Hungary continues to train military doctors in several rotations for Ukraine.
Related to this is the medical treatment of injured children and soldiers in Hungary, for which Hungary made a clear offer. Finally, as far as hard military cooperation is concerned, I would also like to emphasise that although we are not supplying weapons, Hungary is a member of the European Union’s European Peace Facility, which enables us to help Ukraine by providing certain defence equipment. Hungary has provided its share. These are all related matters, regarding which we are also flexible and try to find the possibility of further assistance. We sense the clear mandate from the Hungarian people that the attacked must be helped.
And what about the mandate for the protection of Transcarpathian Hungarians?

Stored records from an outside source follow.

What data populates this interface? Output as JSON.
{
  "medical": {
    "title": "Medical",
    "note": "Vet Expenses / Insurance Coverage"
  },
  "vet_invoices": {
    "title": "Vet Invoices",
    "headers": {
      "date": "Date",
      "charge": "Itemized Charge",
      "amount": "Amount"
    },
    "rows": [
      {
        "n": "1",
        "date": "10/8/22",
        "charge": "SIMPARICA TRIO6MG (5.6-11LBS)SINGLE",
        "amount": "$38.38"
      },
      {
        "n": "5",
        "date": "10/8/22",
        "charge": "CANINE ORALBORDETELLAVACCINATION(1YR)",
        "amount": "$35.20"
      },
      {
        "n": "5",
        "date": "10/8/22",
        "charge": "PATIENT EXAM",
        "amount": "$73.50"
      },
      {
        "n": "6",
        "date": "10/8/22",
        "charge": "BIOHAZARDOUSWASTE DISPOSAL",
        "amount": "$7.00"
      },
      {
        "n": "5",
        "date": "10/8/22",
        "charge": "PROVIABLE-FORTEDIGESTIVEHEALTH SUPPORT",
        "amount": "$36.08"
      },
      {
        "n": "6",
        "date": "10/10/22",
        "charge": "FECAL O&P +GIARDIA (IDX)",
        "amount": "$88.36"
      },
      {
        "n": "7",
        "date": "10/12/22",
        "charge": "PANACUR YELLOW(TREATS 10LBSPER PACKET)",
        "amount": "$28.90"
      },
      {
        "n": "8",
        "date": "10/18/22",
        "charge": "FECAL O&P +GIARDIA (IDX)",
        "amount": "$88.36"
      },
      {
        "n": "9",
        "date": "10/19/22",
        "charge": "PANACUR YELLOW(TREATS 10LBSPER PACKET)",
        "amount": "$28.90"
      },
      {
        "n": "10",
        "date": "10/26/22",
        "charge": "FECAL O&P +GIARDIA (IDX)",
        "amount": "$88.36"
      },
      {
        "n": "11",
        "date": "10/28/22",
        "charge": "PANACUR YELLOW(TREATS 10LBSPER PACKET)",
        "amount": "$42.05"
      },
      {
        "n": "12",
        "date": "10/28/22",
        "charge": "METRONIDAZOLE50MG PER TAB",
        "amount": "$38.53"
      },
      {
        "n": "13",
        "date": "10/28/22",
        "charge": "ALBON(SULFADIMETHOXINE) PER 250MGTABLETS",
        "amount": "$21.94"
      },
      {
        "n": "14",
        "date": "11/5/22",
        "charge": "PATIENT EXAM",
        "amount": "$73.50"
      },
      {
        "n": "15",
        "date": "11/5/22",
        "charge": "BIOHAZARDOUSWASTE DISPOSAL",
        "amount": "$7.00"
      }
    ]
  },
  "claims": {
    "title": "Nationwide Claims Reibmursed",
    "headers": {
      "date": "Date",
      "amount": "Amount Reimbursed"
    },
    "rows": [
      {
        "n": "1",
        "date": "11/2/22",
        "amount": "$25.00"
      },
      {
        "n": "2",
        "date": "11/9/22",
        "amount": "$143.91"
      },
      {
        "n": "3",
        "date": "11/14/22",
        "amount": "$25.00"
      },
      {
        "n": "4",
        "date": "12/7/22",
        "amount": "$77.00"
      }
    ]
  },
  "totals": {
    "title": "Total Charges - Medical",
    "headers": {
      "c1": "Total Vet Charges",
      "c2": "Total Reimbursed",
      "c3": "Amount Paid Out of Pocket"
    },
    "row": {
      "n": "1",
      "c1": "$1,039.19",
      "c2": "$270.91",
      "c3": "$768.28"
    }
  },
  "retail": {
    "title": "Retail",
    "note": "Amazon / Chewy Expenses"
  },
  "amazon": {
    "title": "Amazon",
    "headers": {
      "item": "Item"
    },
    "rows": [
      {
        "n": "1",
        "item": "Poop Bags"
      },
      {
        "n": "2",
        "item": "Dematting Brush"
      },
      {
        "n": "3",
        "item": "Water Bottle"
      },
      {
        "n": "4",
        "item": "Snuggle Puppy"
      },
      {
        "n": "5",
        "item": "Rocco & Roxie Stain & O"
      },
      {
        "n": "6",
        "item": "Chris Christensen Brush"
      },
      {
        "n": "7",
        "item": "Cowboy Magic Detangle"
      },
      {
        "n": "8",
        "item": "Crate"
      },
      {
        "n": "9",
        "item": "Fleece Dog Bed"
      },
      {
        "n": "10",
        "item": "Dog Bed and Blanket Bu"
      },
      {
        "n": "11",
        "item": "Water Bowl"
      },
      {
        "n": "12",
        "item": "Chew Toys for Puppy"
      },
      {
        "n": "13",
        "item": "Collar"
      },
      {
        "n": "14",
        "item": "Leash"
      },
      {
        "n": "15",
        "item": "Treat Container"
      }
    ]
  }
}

The Basic Law is quite clear in this regard.
Indeed, when it comes to Ukraine, it is also about Transcarpathian Hungarians. But when it comes to Transcarpathian Hungarians, we are also talking about other Hungarian minorities across the border. Hungary’s commitment in this area cannot therefore be bypassed. And indeed,
it is our constitutional obligation to do everything for the Transcarpathian Hungarian community.
I consider it important that in the past period we have managed to help all educational, health and church institutions to continue their activities, even despite there being fewer and fewer Hungarians there. On the one hand, there is a high rate of emigration also among Hungarians, and on the other hand, and this is extremely tragic, Hungarian soldiers are also taken to the Eastern Front, where they have to sacrifice their lives in a conflict that is not something they can necessarily identify with. In this situation, we ask Ukraine for understanding regarding our concerns expressed in the field of minority rights, and we would like to find an appropriate solution to these concerns over time—together with Ukraine.
Do you expect the situation to be resolved on a bilateral basis or with international assistance?
Both. Look, Hungary was one of the first to support Ukraine’s European Union accession process. At the same time, when it comes to Ukraine’s accession,
we consider it extremely important that Kyiv ensure basic human and minority rights.
The same was a key moment in the case of Serbia before, and it was precisely this that finally brought about a historic reconciliation. As a result of the negotiations, Belgrade decided to create a kind of minority action plan. This can also be considered a result achieved by Hungarian diplomacy in connection with the Serbian accession process. We consider it important to formulate a similar goal with regard to Transcarpathian Hungarians and other minorities in Ukraine. In fact, this requirement of ours was recorded at the summit of the European Commission and the Ukrainian government in Kyiv. This is an important development, as is the fact that the Parliamentary Assembly of the Council of Europe has referred the Ukrainian minority law to the Venice Commission. I believe that it can greatly help Ukraine, which has entered the path of EU integration, if it incorporates the proposals of the Venice Commission into the law on the protection of minorities, which currently leaves much to be desired.